What does “inadmissible” mean for a foreign national?
Before foreign nationals are given visas or allowed to become legal permanent residents, they must demonstrate that they are not “inadmissible." This term describes a trait that makes their entry into the U.S. undesirable in the eyes of the government. The most common grounds for inadmissibility include health related grounds, economic or public charge grounds, criminal grounds or violation of immigration laws (such as working in the U.S. without authorization).
A foreign national who is inadmissible must qualify for a waiver, or else they will not be allowed into (or will be removed from, if they are already inside) the U.S.

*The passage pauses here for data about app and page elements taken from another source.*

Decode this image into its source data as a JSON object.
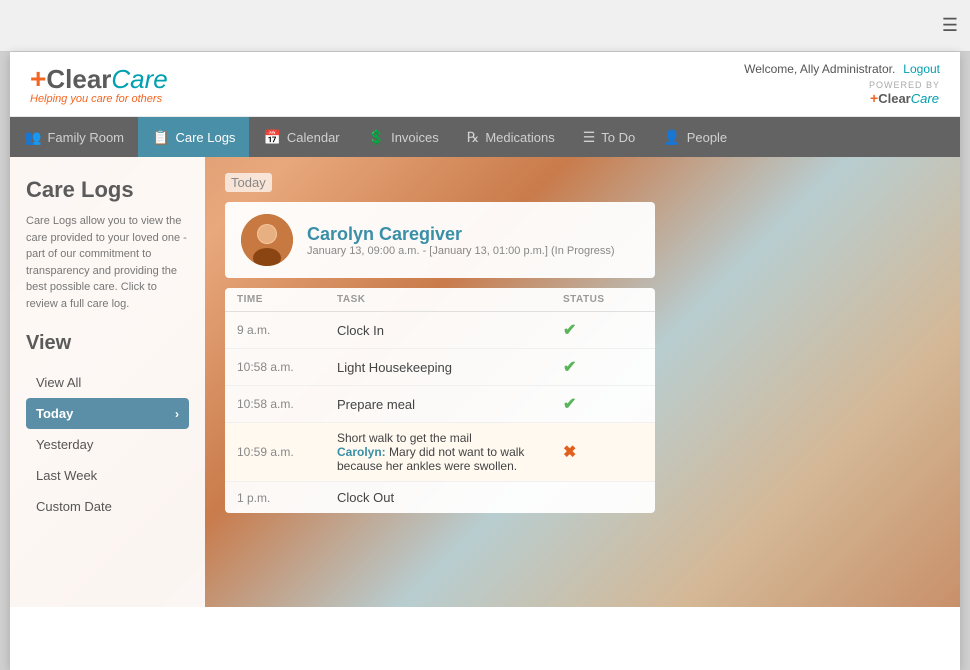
{
  "browser": {
    "hamburger": "☰"
  },
  "header": {
    "logo_plus": "+",
    "logo_clear": "Clear",
    "logo_care": "Care",
    "tagline": "Helping you care for others",
    "welcome": "Welcome, Ally Administrator.",
    "logout": "Logout",
    "powered_by_text": "POWERED BY",
    "powered_plus": "+",
    "powered_clear": "Clear",
    "powered_care": "Care"
  },
  "nav": {
    "items": [
      {
        "id": "family-room",
        "label": "Family Room",
        "icon": "👥"
      },
      {
        "id": "care-logs",
        "label": "Care Logs",
        "icon": "📋",
        "active": true
      },
      {
        "id": "calendar",
        "label": "Calendar",
        "icon": "📅"
      },
      {
        "id": "invoices",
        "label": "Invoices",
        "icon": "💲"
      },
      {
        "id": "medications",
        "label": "Medications",
        "icon": "℞"
      },
      {
        "id": "to-do",
        "label": "To Do",
        "icon": "☰"
      },
      {
        "id": "people",
        "label": "People",
        "icon": "👤"
      }
    ]
  },
  "sidebar": {
    "title": "Care Logs",
    "description": "Care Logs allow you to view the care provided to your loved one - part of our commitment to transparency and providing the best possible care. Click to review a full care log.",
    "view_section": "View",
    "menu_items": [
      {
        "label": "View All",
        "active": false
      },
      {
        "label": "Today",
        "active": true,
        "has_chevron": true
      },
      {
        "label": "Yesterday",
        "active": false
      },
      {
        "label": "Last Week",
        "active": false
      },
      {
        "label": "Custom Date",
        "active": false
      }
    ]
  },
  "content": {
    "today_label": "Today",
    "caregiver": {
      "name": "Carolyn Caregiver",
      "date_range": "January 13, 09:00 a.m. - [January 13, 01:00 p.m.] (In Progress)"
    },
    "table": {
      "headers": [
        "TIME",
        "TASK",
        "STATUS"
      ],
      "rows": [
        {
          "time": "9 a.m.",
          "task": "Clock In",
          "status": "check",
          "highlighted": false
        },
        {
          "time": "10:58 a.m.",
          "task": "Light Housekeeping",
          "status": "check",
          "highlighted": false
        },
        {
          "time": "10:58 a.m.",
          "task": "Prepare meal",
          "status": "check",
          "highlighted": false
        },
        {
          "time": "10:59 a.m.",
          "task": "Short walk to get the mail",
          "note": "Carolyn: Mary did not want to walk because her ankles were swollen.",
          "status": "x",
          "highlighted": true
        },
        {
          "time": "1 p.m.",
          "task": "Clock Out",
          "status": "",
          "highlighted": false
        }
      ]
    }
  }
}
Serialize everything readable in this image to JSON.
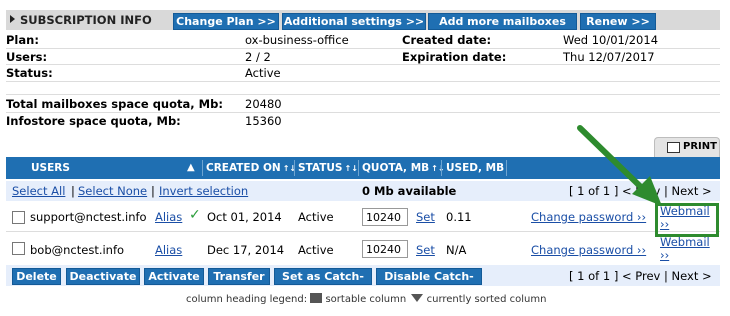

By granting the waiver, the federal government forgives or overlooks the ground of inadmissibility. Once granted, the waiver allows the foreign national to get an immigration benefit such as an immigrant visa or legal permanent residency.
It is important to consult with an experienced immigration attorney because the available waivers are numerous and complicated. The most common waivers are those for unlawful re-entry after removal, unlawful presence in the U.S. for a specific period of time, or working without authorization. There are also waivers for certain criminal charges.
Another often-used waiver is for foreign nationals charged with fraud. Foreign nationals who fail to include material information -- either because they commit mistakes when filling out immigration applications or rely on non-attorneys who put the incorrect information on the applications – are charged with fraud. Without a successful waiver application, fraud will make the foreign national ineligible for the immigration benefit.
There are many waivers available, but foreign nationals should discuss their specific situation with an attorney who can determine which waiver is best. An immigration attorney will have knowledge of all of the available waivers, when they can be used and from which government office they can be obtained.